  • What can I do to help my child become a reader?


    Read, Read, Read!!!  Make reading at home an enjoyable experience for your child.  Set aside a time each day to read aloud to your child.  Visit the library to have your child find books that interest them.  Let your child see you enjoying reading.  Talk about the books you read together.  Praise your child's efforts as he or she begins to read and offer much support and guidance as your child begins to learn how to read.  Please visit the other parts of this website for links to reading games your child can play on the computer and lists of other reading activities you can do at home. 


    What should I do when my child is stuck on a word?


    Your beginning reader is learning to use multiple strategies to figure out unknown words.  If your child is having difficulty figuring out a word, you might say:

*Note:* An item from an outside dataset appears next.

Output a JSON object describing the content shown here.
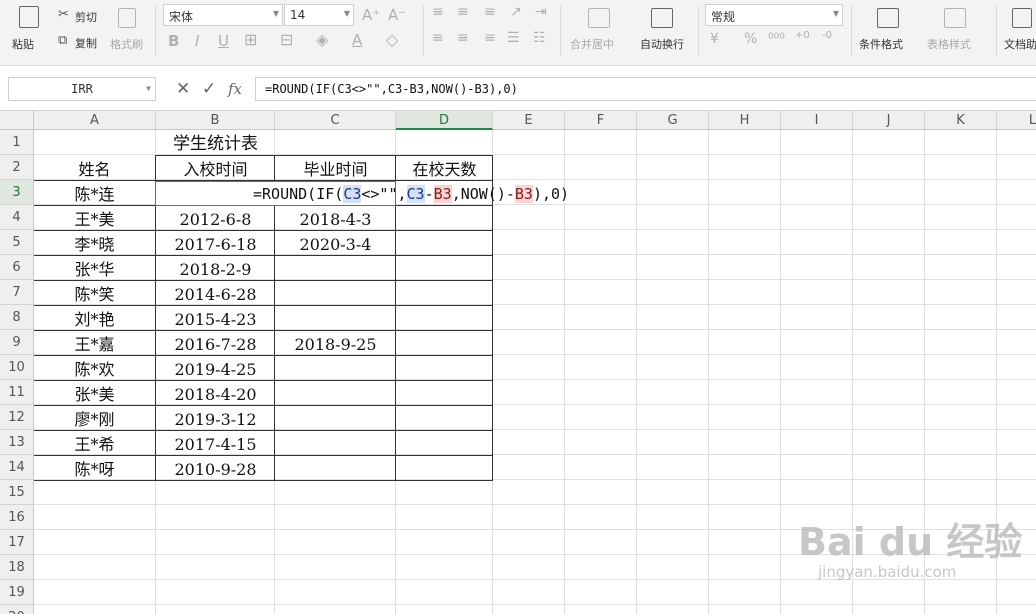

    1. Can the picture give you a clue?

    2.  Look at the first letter of the word. Can you think of a word that begins with that letter and would make sense in the sentence?

    3. What word would make sense there?  Does that look right?

    4. Do you see any little words or chunks inside that word that you know (for instance, -at in the word cat)?

    5. Blend the sounds together.

    6. Let's skip that word and then go back and try it again.

    Reading at home should not be a frustrating experience for you or your child!  Please encourage your child to attempt to read a word first, but there's nothing wrong with simply telling your child a word if he or she is becoming frustrated!

    What is the difference between my child's independent and instructional reading levels?


    An independent reading level is the level at which a child can read a text on his/her own with ease. The child makes hardly any errors when reading the text and has excellent comprehension of the story. The child can read the story alone with confidence.  It is important for children to have the opportunity to read many books at their independent reading level in order to improve their fluency, boost their confidence, and foster a love for reading.

     

    An instructional reading level is the level at which a child needs the support of a teacher, parent, or tutor. This is the level where students are introduced to new vocabulary and is where the greatest progress in reading occurs. Children are reading with 90-95 percent accuracy or better and possess at least 80 percent comprehension on simple recall questions about the story.


     A text is at a student's frustration or hard reading level if he or she is reading with less than 90% accuracy.  Students who are beginning to learn to read should have very few experiences reading materials that are frustrating for them.


    The books that your child will be bringing home will be at his or her instructional or independent reading levels so that reading at home is enjoyable and it allows him or her to practice the reading strategies they have learned.